EXERCISE DIRECTIONS -> Within these entries, which lines include the string "Enter"? Copy each one.

AVAILABLE DATA ->
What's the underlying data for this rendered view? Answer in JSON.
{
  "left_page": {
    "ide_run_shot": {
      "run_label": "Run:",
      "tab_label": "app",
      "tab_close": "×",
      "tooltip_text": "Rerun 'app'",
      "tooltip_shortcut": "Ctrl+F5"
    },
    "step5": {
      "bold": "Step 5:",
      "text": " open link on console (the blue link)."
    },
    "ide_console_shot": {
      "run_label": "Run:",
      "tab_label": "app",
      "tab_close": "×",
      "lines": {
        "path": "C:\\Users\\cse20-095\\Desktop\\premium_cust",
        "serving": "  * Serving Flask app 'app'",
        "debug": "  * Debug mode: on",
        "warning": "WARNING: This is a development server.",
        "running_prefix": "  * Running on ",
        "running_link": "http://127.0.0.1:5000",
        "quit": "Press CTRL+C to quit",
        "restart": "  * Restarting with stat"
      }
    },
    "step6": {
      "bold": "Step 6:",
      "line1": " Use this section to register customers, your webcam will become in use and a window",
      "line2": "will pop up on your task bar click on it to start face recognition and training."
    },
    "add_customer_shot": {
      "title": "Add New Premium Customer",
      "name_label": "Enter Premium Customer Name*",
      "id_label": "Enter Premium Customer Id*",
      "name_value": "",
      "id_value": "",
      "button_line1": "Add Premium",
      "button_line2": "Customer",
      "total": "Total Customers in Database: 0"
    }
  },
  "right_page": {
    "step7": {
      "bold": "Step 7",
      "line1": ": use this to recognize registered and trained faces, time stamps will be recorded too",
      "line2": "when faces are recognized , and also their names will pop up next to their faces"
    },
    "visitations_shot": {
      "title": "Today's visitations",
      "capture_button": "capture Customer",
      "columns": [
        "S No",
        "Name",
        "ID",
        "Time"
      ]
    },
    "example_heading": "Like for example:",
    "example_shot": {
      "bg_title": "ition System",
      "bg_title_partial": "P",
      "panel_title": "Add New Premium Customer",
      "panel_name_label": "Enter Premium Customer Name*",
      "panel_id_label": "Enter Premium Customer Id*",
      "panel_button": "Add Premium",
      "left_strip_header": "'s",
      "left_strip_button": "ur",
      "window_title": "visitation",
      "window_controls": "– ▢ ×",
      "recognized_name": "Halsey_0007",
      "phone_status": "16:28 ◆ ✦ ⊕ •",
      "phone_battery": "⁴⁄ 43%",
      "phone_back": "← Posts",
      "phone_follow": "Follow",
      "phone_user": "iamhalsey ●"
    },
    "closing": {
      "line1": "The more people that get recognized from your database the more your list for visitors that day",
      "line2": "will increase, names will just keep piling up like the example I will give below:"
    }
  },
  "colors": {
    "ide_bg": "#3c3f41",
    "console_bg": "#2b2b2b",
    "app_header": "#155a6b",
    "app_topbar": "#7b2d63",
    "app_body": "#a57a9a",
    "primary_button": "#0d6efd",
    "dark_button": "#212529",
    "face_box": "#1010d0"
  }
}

WRITTEN SOLUTION ->
      "name_label": "Enter Premium Customer Name*",
      "id_label": "Enter Premium Customer Id*",
      "panel_name_label": "Enter Premium Customer Name*",
      "panel_id_label": "Enter Premium Customer Id*",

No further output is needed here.